Information shown:
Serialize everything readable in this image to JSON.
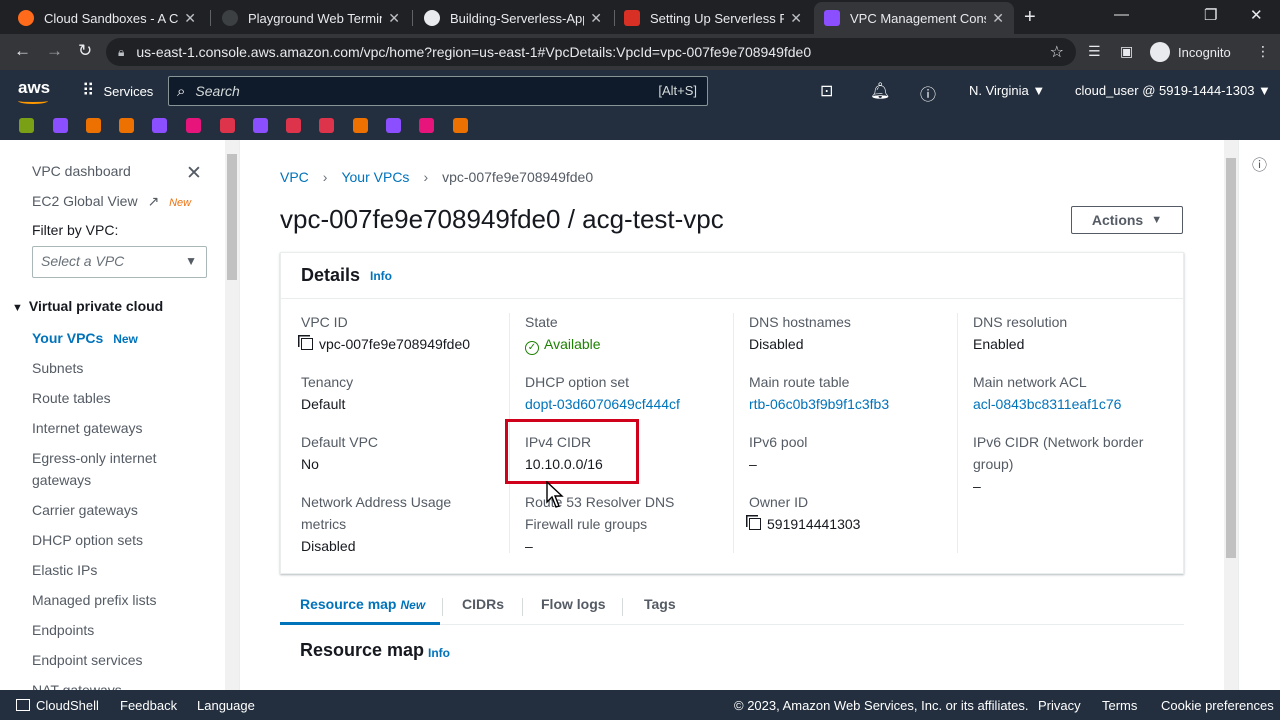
{
  "browser": {
    "tabs": [
      {
        "title": "Cloud Sandboxes - A Clou",
        "color": "#ff6b1a"
      },
      {
        "title": "Playground Web Terminal",
        "color": "#3c4043"
      },
      {
        "title": "Building-Serverless-Apps",
        "color": "#e8eaed"
      },
      {
        "title": "Setting Up Serverless Fran",
        "color": "#d93025"
      },
      {
        "title": "VPC Management Consol",
        "color": "#8c4fff"
      }
    ],
    "url": "us-east-1.console.aws.amazon.com/vpc/home?region=us-east-1#VpcDetails:VpcId=vpc-007fe9e708949fde0",
    "profile": "Incognito"
  },
  "aws_nav": {
    "logo": "aws",
    "services": "Services",
    "search_placeholder": "Search",
    "search_shortcut": "[Alt+S]",
    "region": "N. Virginia ▼",
    "account": "cloud_user @ 5919-1444-1303 ▼"
  },
  "favorite_colors": [
    "#7aa116",
    "#8c4fff",
    "#ed7100",
    "#ed7100",
    "#8c4fff",
    "#e7157b",
    "#dd344c",
    "#8c4fff",
    "#dd344c",
    "#dd344c",
    "#ed7100",
    "#8c4fff",
    "#e7157b",
    "#ed7100"
  ],
  "sidebar": {
    "dashboard": "VPC dashboard",
    "ec2_global": "EC2 Global View",
    "new_badge": "New",
    "filter_label": "Filter by VPC:",
    "filter_placeholder": "Select a VPC",
    "section": "Virtual private cloud",
    "items": [
      {
        "label": "Your VPCs",
        "badge": "New"
      },
      {
        "label": "Subnets"
      },
      {
        "label": "Route tables"
      },
      {
        "label": "Internet gateways"
      },
      {
        "label": "Egress-only internet"
      },
      {
        "label": "gateways"
      },
      {
        "label": "Carrier gateways"
      },
      {
        "label": "DHCP option sets"
      },
      {
        "label": "Elastic IPs"
      },
      {
        "label": "Managed prefix lists"
      },
      {
        "label": "Endpoints"
      },
      {
        "label": "Endpoint services"
      },
      {
        "label": "NAT gateways"
      }
    ]
  },
  "breadcrumb": [
    "VPC",
    "Your VPCs",
    "vpc-007fe9e708949fde0"
  ],
  "page_title": "vpc-007fe9e708949fde0 / acg-test-vpc",
  "actions_label": "Actions",
  "details": {
    "title": "Details",
    "info": "Info",
    "vpc_id_label": "VPC ID",
    "vpc_id": "vpc-007fe9e708949fde0",
    "state_label": "State",
    "state": "Available",
    "dns_hostnames_label": "DNS hostnames",
    "dns_hostnames": "Disabled",
    "dns_resolution_label": "DNS resolution",
    "dns_resolution": "Enabled",
    "tenancy_label": "Tenancy",
    "tenancy": "Default",
    "dhcp_label": "DHCP option set",
    "dhcp": "dopt-03d6070649cf444cf",
    "main_rt_label": "Main route table",
    "main_rt": "rtb-06c0b3f9b9f1c3fb3",
    "main_acl_label": "Main network ACL",
    "main_acl": "acl-0843bc8311eaf1c76",
    "default_vpc_label": "Default VPC",
    "default_vpc": "No",
    "ipv4_label": "IPv4 CIDR",
    "ipv4": "10.10.0.0/16",
    "ipv6_pool_label": "IPv6 pool",
    "ipv6_pool": "–",
    "ipv6_cidr_label_1": "IPv6 CIDR (Network border",
    "ipv6_cidr_label_2": "group)",
    "ipv6_cidr": "–",
    "nau_label_1": "Network Address Usage",
    "nau_label_2": "metrics",
    "nau": "Disabled",
    "r53_label_1": "Route 53 Resolver DNS",
    "r53_label_2": "Firewall rule groups",
    "r53": "–",
    "owner_label": "Owner ID",
    "owner": "591914441303"
  },
  "detail_tabs": {
    "resource_map": "Resource map",
    "new": "New",
    "cidrs": "CIDRs",
    "flow_logs": "Flow logs",
    "tags": "Tags"
  },
  "resource_map_title": "Resource map",
  "footer": {
    "cloudshell": "CloudShell",
    "feedback": "Feedback",
    "language": "Language",
    "copyright": "© 2023, Amazon Web Services, Inc. or its affiliates.",
    "privacy": "Privacy",
    "terms": "Terms",
    "cookie": "Cookie preferences"
  }
}
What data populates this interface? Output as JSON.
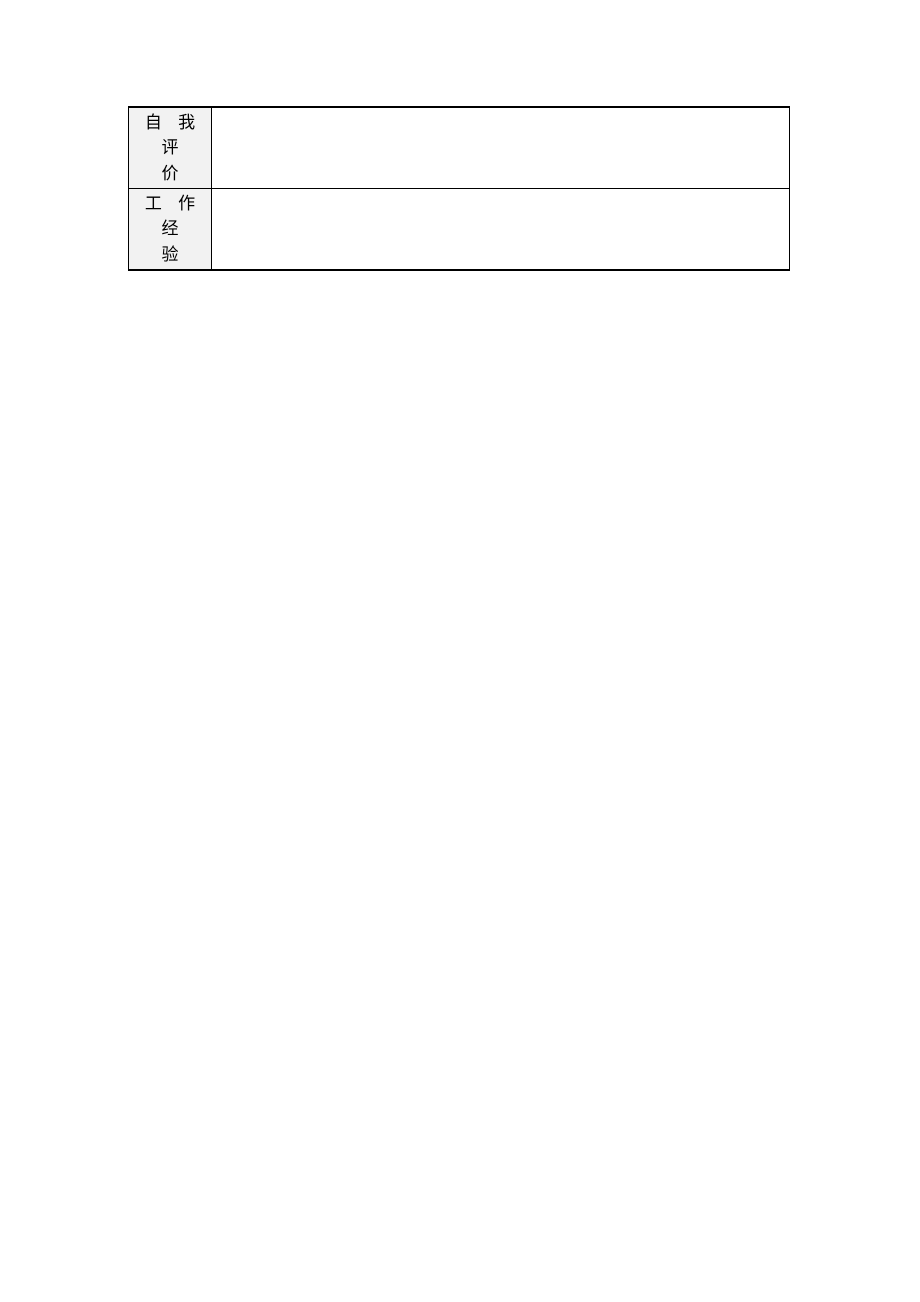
{
  "rows": [
    {
      "label_top": "自 我 评",
      "label_bottom": "价",
      "content": ""
    },
    {
      "label_top": "工 作 经",
      "label_bottom": "验",
      "content": ""
    }
  ]
}
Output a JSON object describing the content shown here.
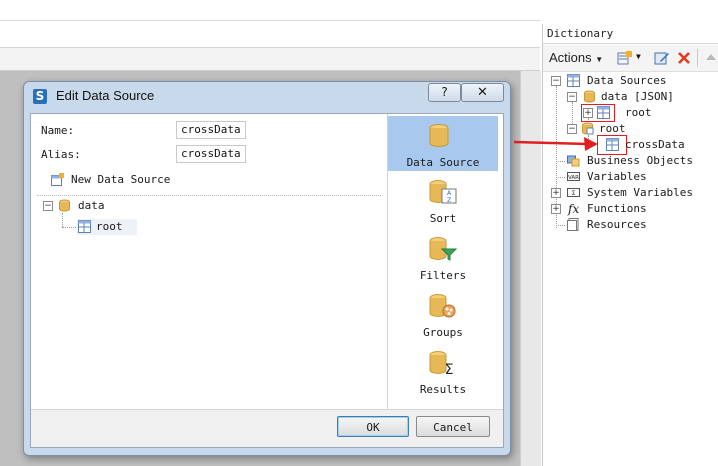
{
  "dictionary": {
    "title": "Dictionary",
    "toolbar": {
      "actions_label": "Actions",
      "icons": [
        "new-item-icon",
        "edit-icon",
        "delete-icon",
        "move-up-icon"
      ]
    },
    "tree": {
      "data_sources": "Data Sources",
      "data_json": "data [JSON]",
      "root_table": "root",
      "root_category": "root",
      "cross_data": "crossData",
      "business_objects": "Business Objects",
      "variables": "Variables",
      "system_variables": "System Variables",
      "functions": "Functions",
      "resources": "Resources"
    }
  },
  "dialog": {
    "title": "Edit Data Source",
    "help_label": "?",
    "close_label": "✕",
    "name_label": "Name:",
    "name_value": "crossData",
    "alias_label": "Alias:",
    "alias_value": "crossData",
    "new_data_source_label": "New Data Source",
    "tree_data": "data",
    "tree_root": "root",
    "side_items": [
      "Data Source",
      "Sort",
      "Filters",
      "Groups",
      "Results"
    ],
    "ok_label": "OK",
    "cancel_label": "Cancel"
  },
  "colors": {
    "accent_selected": "#a9c8ee",
    "annotation_red": "#e02020",
    "cylinder": "#e7b857"
  }
}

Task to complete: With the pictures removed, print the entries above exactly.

The completed task:
Serialize everything readable in this image to JSON.
{
  "browser": {
    "tabs": [
      {
        "title": "Cloud Sandboxes - A Clou",
        "color": "#ff6b1a"
      },
      {
        "title": "Playground Web Terminal",
        "color": "#3c4043"
      },
      {
        "title": "Building-Serverless-Apps",
        "color": "#e8eaed"
      },
      {
        "title": "Setting Up Serverless Fran",
        "color": "#d93025"
      },
      {
        "title": "VPC Management Consol",
        "color": "#8c4fff"
      }
    ],
    "url": "us-east-1.console.aws.amazon.com/vpc/home?region=us-east-1#VpcDetails:VpcId=vpc-007fe9e708949fde0",
    "profile": "Incognito"
  },
  "aws_nav": {
    "logo": "aws",
    "services": "Services",
    "search_placeholder": "Search",
    "search_shortcut": "[Alt+S]",
    "region": "N. Virginia ▼",
    "account": "cloud_user @ 5919-1444-1303 ▼"
  },
  "favorite_colors": [
    "#7aa116",
    "#8c4fff",
    "#ed7100",
    "#ed7100",
    "#8c4fff",
    "#e7157b",
    "#dd344c",
    "#8c4fff",
    "#dd344c",
    "#dd344c",
    "#ed7100",
    "#8c4fff",
    "#e7157b",
    "#ed7100"
  ],
  "sidebar": {
    "dashboard": "VPC dashboard",
    "ec2_global": "EC2 Global View",
    "new_badge": "New",
    "filter_label": "Filter by VPC:",
    "filter_placeholder": "Select a VPC",
    "section": "Virtual private cloud",
    "items": [
      {
        "label": "Your VPCs",
        "badge": "New"
      },
      {
        "label": "Subnets"
      },
      {
        "label": "Route tables"
      },
      {
        "label": "Internet gateways"
      },
      {
        "label": "Egress-only internet"
      },
      {
        "label": "gateways"
      },
      {
        "label": "Carrier gateways"
      },
      {
        "label": "DHCP option sets"
      },
      {
        "label": "Elastic IPs"
      },
      {
        "label": "Managed prefix lists"
      },
      {
        "label": "Endpoints"
      },
      {
        "label": "Endpoint services"
      },
      {
        "label": "NAT gateways"
      }
    ]
  },
  "breadcrumb": [
    "VPC",
    "Your VPCs",
    "vpc-007fe9e708949fde0"
  ],
  "page_title": "vpc-007fe9e708949fde0 / acg-test-vpc",
  "actions_label": "Actions",
  "details": {
    "title": "Details",
    "info": "Info",
    "vpc_id_label": "VPC ID",
    "vpc_id": "vpc-007fe9e708949fde0",
    "state_label": "State",
    "state": "Available",
    "dns_hostnames_label": "DNS hostnames",
    "dns_hostnames": "Disabled",
    "dns_resolution_label": "DNS resolution",
    "dns_resolution": "Enabled",
    "tenancy_label": "Tenancy",
    "tenancy": "Default",
    "dhcp_label": "DHCP option set",
    "dhcp": "dopt-03d6070649cf444cf",
    "main_rt_label": "Main route table",
    "main_rt": "rtb-06c0b3f9b9f1c3fb3",
    "main_acl_label": "Main network ACL",
    "main_acl": "acl-0843bc8311eaf1c76",
    "default_vpc_label": "Default VPC",
    "default_vpc": "No",
    "ipv4_label": "IPv4 CIDR",
    "ipv4": "10.10.0.0/16",
    "ipv6_pool_label": "IPv6 pool",
    "ipv6_pool": "–",
    "ipv6_cidr_label_1": "IPv6 CIDR (Network border",
    "ipv6_cidr_label_2": "group)",
    "ipv6_cidr": "–",
    "nau_label_1": "Network Address Usage",
    "nau_label_2": "metrics",
    "nau": "Disabled",
    "r53_label_1": "Route 53 Resolver DNS",
    "r53_label_2": "Firewall rule groups",
    "r53": "–",
    "owner_label": "Owner ID",
    "owner": "591914441303"
  },
  "detail_tabs": {
    "resource_map": "Resource map",
    "new": "New",
    "cidrs": "CIDRs",
    "flow_logs": "Flow logs",
    "tags": "Tags"
  },
  "resource_map_title": "Resource map",
  "footer": {
    "cloudshell": "CloudShell",
    "feedback": "Feedback",
    "language": "Language",
    "copyright": "© 2023, Amazon Web Services, Inc. or its affiliates.",
    "privacy": "Privacy",
    "terms": "Terms",
    "cookie": "Cookie preferences"
  }
}
What data populates this interface? Output as JSON.
{
  "rows": [
    {
      "label_top": "自 我 评",
      "label_bottom": "价",
      "content": ""
    },
    {
      "label_top": "工 作 经",
      "label_bottom": "验",
      "content": ""
    }
  ]
}
Output a JSON object describing the content shown here.
{
  "dictionary": {
    "title": "Dictionary",
    "toolbar": {
      "actions_label": "Actions",
      "icons": [
        "new-item-icon",
        "edit-icon",
        "delete-icon",
        "move-up-icon"
      ]
    },
    "tree": {
      "data_sources": "Data Sources",
      "data_json": "data [JSON]",
      "root_table": "root",
      "root_category": "root",
      "cross_data": "crossData",
      "business_objects": "Business Objects",
      "variables": "Variables",
      "system_variables": "System Variables",
      "functions": "Functions",
      "resources": "Resources"
    }
  },
  "dialog": {
    "title": "Edit Data Source",
    "help_label": "?",
    "close_label": "✕",
    "name_label": "Name:",
    "name_value": "crossData",
    "alias_label": "Alias:",
    "alias_value": "crossData",
    "new_data_source_label": "New Data Source",
    "tree_data": "data",
    "tree_root": "root",
    "side_items": [
      "Data Source",
      "Sort",
      "Filters",
      "Groups",
      "Results"
    ],
    "ok_label": "OK",
    "cancel_label": "Cancel"
  },
  "colors": {
    "accent_selected": "#a9c8ee",
    "annotation_red": "#e02020",
    "cylinder": "#e7b857"
  }
}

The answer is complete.